Frequently Asked Questions (FAQs) about global warming
Here are some frequently asked questions about global warming, along with summarized answers:
Why is CO2 the main focus when other heat-trapping gases exist?
CO2 gets the most attention because it contributes the most to climate change between 1750 and 2011. It’s the largest climate change driver, primarily due to the burning of fossil fuels like coal, oil, and gas, as well as deforestation. While other gases like methane are more effective at trapping heat, they are less abundant in the atmosphere compared to CO2.
How does air pollution affect global warming?
Air pollution, specifically aerosols (tiny particles in the atmosphere), has a measurable effect on global warming. They can reflect or absorb solar energy, and historically, they have partially offset the rise in global mean surface temperature. However, the accumulated heat-trapping gases in the atmosphere will overpower any temporary cooling due to aerosols.
How does the sun affect our climate?

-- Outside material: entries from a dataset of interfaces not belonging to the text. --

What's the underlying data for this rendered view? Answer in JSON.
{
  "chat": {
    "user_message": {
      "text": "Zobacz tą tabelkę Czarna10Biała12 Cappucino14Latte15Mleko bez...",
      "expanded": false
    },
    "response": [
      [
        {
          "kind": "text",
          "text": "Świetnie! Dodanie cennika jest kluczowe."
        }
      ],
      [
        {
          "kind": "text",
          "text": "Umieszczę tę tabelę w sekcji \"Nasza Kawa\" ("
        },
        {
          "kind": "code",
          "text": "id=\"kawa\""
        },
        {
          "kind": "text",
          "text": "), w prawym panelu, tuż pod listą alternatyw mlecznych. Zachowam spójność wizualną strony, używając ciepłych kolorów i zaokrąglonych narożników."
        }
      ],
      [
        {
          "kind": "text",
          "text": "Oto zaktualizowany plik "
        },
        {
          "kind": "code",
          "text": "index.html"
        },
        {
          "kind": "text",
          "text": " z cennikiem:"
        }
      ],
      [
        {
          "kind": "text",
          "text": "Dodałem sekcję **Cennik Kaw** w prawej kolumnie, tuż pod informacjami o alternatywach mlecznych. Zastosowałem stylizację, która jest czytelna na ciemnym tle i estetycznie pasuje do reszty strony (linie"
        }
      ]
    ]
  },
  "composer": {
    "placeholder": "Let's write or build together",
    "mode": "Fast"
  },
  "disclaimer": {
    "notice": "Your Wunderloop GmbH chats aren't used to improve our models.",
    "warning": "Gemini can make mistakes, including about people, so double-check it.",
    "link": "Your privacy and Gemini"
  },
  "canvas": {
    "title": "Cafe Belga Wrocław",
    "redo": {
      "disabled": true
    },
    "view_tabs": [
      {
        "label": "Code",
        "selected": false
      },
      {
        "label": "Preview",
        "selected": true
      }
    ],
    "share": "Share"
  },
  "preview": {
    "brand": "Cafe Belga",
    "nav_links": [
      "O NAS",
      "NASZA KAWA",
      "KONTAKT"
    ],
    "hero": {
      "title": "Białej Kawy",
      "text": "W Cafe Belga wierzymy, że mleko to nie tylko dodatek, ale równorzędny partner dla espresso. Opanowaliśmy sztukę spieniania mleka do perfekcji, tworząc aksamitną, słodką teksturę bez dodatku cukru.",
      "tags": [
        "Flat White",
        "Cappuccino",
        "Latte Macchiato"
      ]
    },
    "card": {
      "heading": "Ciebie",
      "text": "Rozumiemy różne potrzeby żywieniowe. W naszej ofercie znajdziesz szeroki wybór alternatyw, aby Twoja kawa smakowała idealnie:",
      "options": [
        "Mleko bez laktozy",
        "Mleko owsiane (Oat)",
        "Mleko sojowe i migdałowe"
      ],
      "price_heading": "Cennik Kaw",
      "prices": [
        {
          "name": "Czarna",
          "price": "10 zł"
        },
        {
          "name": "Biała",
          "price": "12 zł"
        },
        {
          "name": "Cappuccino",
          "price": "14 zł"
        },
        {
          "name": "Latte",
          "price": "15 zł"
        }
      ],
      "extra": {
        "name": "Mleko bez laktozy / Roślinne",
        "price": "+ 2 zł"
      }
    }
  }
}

The sun is the primary energy source that drives biological and physical processes on Earth. While changes in solar intensity over millions of years can influence climate, such as ice ages, changes in solar output in the last century cannot account for the magnitude and distribution of the rise in global mean temperature.
Is there a connection between the ozone layer hole and global warming?
While they are different issues, both the depletion of the ozone layer and global warming are caused by human activities releasing gases that alter the atmosphere. The ozone layer absorbs harmful UV radiation, whereas greenhouse gases trap heat in the Earth’s atmosphere.
How is climate change affecting the ocean and agriculture?
Climate change is causing oceans to warm, which affects marine life and ecosystems. Warmer oceans drive fish migrations, contribute to coral bleaching, and impact the marine food chain. It also makes oceans more acidic, threatening marine habitats, especially shellfish. In agriculture, climate change disrupts weather patterns, leading to more extreme weather events, impacting crop yields and increasing the prevalence of pests.
Do deforestation and agriculture contribute to climate change?
Yes, deforestation, land use changes, and agricultural emissions account for about a quarter of heat-trapping gas emissions from human activities. This includes methane from livestock, nitrous oxide from fertilizers, and carbon dioxide from deforestation and land use changes.
What are the solutions to climate change?
Solutions include reducing heat-trapping gas emissions, sustainable land management, climate-smart agricultural practices, and utilizing natural carbon storage like forests. Technological advancements, policy changes, and individual actions also play a crucial role in addressing climate change.
These FAQs provide a basic understanding of the complexities and impacts of global warming, as well as potential strategies for mitigation and adaptation. For more detailed information, you can visit the sources linked.